Tania Carver is the alter ego of Martyn Waites and this skilled crime writer shows no sign of losing his edge. Heartbreaker is a brutal, bruising, totally engrossing and fiendishly devious book that has red herrings and do-you-think-he-coulda-dunnits in abundance. It is littered with broken relationships and damaged people – not all of them on the wrong side of the law – and enough plot strands to knit a woolly blanket (the only source of comfort in a book that will take you to the edge of despair and back again).

The next instalment is already being written, I hear.
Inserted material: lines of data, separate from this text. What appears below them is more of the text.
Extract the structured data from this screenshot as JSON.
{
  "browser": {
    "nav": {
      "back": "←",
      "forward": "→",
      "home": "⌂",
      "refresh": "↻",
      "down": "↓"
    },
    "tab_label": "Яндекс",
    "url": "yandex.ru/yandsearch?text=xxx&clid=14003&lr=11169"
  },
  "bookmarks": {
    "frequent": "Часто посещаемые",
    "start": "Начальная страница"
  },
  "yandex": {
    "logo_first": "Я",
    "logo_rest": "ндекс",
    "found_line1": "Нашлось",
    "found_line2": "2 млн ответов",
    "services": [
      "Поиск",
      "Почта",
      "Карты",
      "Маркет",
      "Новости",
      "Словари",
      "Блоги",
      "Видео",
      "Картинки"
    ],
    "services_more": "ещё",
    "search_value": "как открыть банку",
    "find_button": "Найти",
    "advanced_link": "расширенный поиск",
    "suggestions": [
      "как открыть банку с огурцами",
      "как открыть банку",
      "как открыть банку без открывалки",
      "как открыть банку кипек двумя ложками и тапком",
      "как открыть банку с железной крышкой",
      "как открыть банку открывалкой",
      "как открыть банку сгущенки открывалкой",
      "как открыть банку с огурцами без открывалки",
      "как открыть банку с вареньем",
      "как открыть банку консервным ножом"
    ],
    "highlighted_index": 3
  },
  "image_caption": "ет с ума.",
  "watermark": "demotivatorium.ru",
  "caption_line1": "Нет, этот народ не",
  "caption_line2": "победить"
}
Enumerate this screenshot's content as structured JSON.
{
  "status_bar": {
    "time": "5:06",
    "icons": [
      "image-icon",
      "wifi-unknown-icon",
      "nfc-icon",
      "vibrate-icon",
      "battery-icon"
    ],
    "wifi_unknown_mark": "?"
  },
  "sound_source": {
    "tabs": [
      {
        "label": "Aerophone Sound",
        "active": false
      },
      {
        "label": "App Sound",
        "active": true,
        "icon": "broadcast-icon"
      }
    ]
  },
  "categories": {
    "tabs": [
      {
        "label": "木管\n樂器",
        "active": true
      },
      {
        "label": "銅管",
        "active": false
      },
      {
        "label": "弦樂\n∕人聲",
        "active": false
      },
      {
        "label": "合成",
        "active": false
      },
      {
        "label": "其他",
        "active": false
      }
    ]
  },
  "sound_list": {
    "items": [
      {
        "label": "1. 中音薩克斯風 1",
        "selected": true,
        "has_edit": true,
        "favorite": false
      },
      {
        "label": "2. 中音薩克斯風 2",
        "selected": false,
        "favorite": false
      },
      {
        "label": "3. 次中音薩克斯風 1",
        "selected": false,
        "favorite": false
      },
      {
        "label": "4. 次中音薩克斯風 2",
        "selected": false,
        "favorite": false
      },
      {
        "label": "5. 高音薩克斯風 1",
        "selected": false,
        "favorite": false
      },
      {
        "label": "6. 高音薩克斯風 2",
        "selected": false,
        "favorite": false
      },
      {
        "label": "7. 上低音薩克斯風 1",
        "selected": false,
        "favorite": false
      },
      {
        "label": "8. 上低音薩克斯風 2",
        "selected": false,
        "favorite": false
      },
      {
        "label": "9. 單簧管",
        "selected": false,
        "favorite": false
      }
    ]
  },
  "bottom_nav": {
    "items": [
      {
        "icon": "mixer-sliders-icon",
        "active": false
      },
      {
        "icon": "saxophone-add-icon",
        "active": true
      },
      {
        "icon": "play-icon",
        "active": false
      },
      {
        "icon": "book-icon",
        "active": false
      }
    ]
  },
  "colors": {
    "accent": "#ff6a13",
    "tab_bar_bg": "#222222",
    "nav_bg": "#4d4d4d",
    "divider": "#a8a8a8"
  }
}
So same time, same place in 2016? Who’s doing the party bags?

Heartbreaker is released 10 September. Read our review of the Tania Carver novel Choked here, and Truth or Dare here.


CFL Rating: 5 Stars

Leave a Reply

Your email address will not be published.

Related posts

Marple: Twelve New Stories

While Agatha Christie eventually grew tired of Hercule Poirot, describing him as ‘an egocentric creep’ and devising a deeply divisive ending for him, she retained her affection for the far more personable Miss Jane Marple. From her first appearance in The Tuesday Night Club, a…

1989 by Val McDermid

The 1980s are having something of a renaissance right now thanks to TV series like The Newsreader and Stranger Things. Just ask Kate Bush, whose 1986 hit Running Up That Hill took on a new life after featuring in the latter show on Netflix. Val…

On the Radar: Party like it's 1989

The 1980s revival has been going on in music since… well… around 1991, but long have we been looking forward to the literary equivalent here in the crime fiction genre. Step forward, Val McDermid, to lead the way and be the Kate Bush of the…
Crime Fiction Lover